For a unique look, consider adding decorative elements like stamps or colorants. Stamps can create interesting patterns on the surface, while colorants can give your concrete a distinctive hue. Apply these elements while the concrete is still slightly damp for the best results.

Maintenance and Longevity

Keeping your concrete garden edging in top shape ensures it lasts for many years. Here are some simple tips to help you maintain it.

Tips for Maintaining Concrete Garden Edging

Maintaining your concrete edging isn’t complicated, but it does require some regular care. Start by checking your edging periodically for any cracks or damage. Addressing small issues early can prevent them from becoming big problems.

Sealing the Concrete for Protection

Sealing your concrete is a good way to protect it from the elements. A concrete sealer creates a barrier that repels water and stains, keeping your edging looking fresh. Apply the sealer with a brush or roller, and make sure to cover all surfaces evenly. Reapply every couple of years for ongoing protection.

Cleaning Methods to Prevent Staining and Moss Growth

To prevent staining and moss growth, clean your concrete edging regularly.
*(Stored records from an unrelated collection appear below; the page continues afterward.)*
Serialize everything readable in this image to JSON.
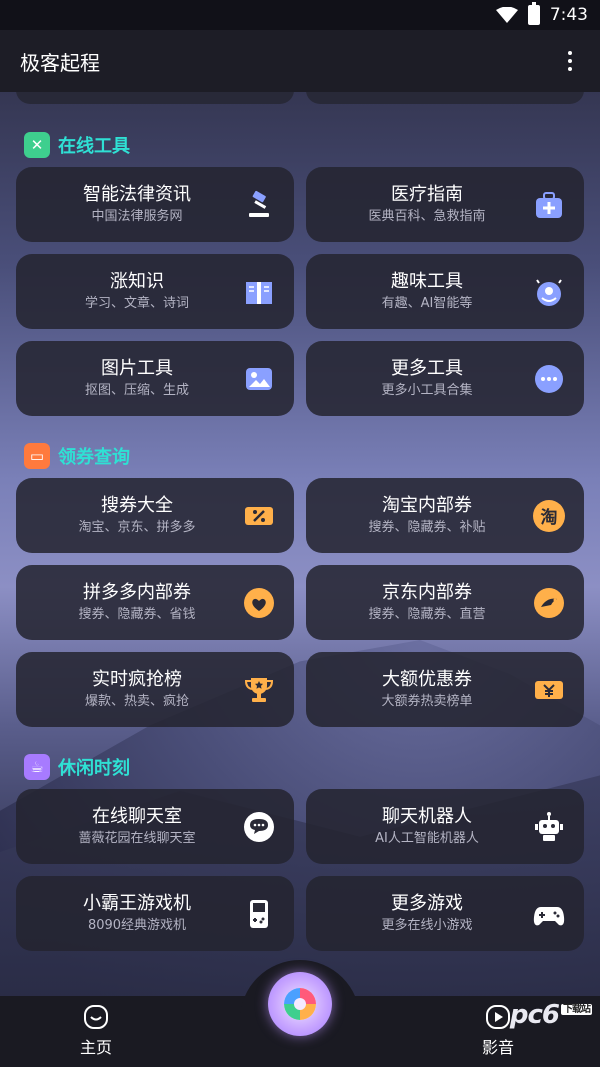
{
  "status": {
    "time": "7:43"
  },
  "app": {
    "title": "极客起程"
  },
  "sections": [
    {
      "title": "在线工具",
      "icon": "tools-icon",
      "color": "#3ecf8e",
      "items": [
        {
          "title": "智能法律资讯",
          "subtitle": "中国法律服务网",
          "icon": "gavel-icon"
        },
        {
          "title": "医疗指南",
          "subtitle": "医典百科、急救指南",
          "icon": "medical-kit-icon"
        },
        {
          "title": "涨知识",
          "subtitle": "学习、文章、诗词",
          "icon": "book-icon"
        },
        {
          "title": "趣味工具",
          "subtitle": "有趣、AI智能等",
          "icon": "fun-face-icon"
        },
        {
          "title": "图片工具",
          "subtitle": "抠图、压缩、生成",
          "icon": "image-icon"
        },
        {
          "title": "更多工具",
          "subtitle": "更多小工具合集",
          "icon": "more-dots-icon"
        }
      ]
    },
    {
      "title": "领券查询",
      "icon": "ticket-icon",
      "color": "#ff7a3d",
      "items": [
        {
          "title": "搜券大全",
          "subtitle": "淘宝、京东、拼多多",
          "icon": "coupon-percent-icon"
        },
        {
          "title": "淘宝内部券",
          "subtitle": "搜券、隐藏券、补贴",
          "icon": "taobao-icon",
          "glyph": "淘"
        },
        {
          "title": "拼多多内部券",
          "subtitle": "搜券、隐藏券、省钱",
          "icon": "pinduoduo-icon"
        },
        {
          "title": "京东内部券",
          "subtitle": "搜券、隐藏券、直营",
          "icon": "jd-icon"
        },
        {
          "title": "实时疯抢榜",
          "subtitle": "爆款、热卖、疯抢",
          "icon": "trophy-icon"
        },
        {
          "title": "大额优惠券",
          "subtitle": "大额券热卖榜单",
          "icon": "yen-coupon-icon"
        }
      ]
    },
    {
      "title": "休闲时刻",
      "icon": "coffee-icon",
      "color": "#a77bff",
      "items": [
        {
          "title": "在线聊天室",
          "subtitle": "蔷薇花园在线聊天室",
          "icon": "chat-bubble-icon"
        },
        {
          "title": "聊天机器人",
          "subtitle": "AI人工智能机器人",
          "icon": "robot-icon"
        },
        {
          "title": "小霸王游戏机",
          "subtitle": "8090经典游戏机",
          "icon": "gameboy-icon"
        },
        {
          "title": "更多游戏",
          "subtitle": "更多在线小游戏",
          "icon": "gamepad-icon"
        }
      ]
    }
  ],
  "nav": {
    "home_label": "主页",
    "video_label": "影音"
  },
  "watermark": {
    "text": "pc6",
    "tag": "下载站"
  },
  "colors": {
    "accent": "#2fe0d4",
    "icon_blue": "#8aa0ff",
    "icon_orange": "#ffb04a"
  }
}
Use a garden hose to rinse off dirt and debris. For tougher stains, a mixture of water and mild detergent works well. Scrub the surface with a brush, then rinse thoroughly. If moss or algae start to grow, a solution of water and vinegar can help remove it.

Periodic Inspections and Repairs

Periodic inspections are crucial to catch any wear and tear early. Look for cracks, chips, or areas where the concrete might be lifting. For minor repairs, use a concrete patching compound to fill in cracks and smooth out any rough spots. This keeps your edging not only functional but also looking great.


Maintaining your concrete garden edging is essential for keeping your garden looking neat and well-organized. From proper initial installation to regular upkeep, each step ensures your edging remains durable and visually appealing.

By following the guidelines for mixing, pouring, shaping, curing, and maintaining your concrete edging, you can enjoy a beautiful and functional garden boundary that stands the test of time.

Whether you’re sealing for protection, cleaning to prevent stains, or making periodic repairs, these efforts pay off in the long run.

Your garden deserves the best, and well-maintained concrete edging is a key part of achieving that. Happy gardening!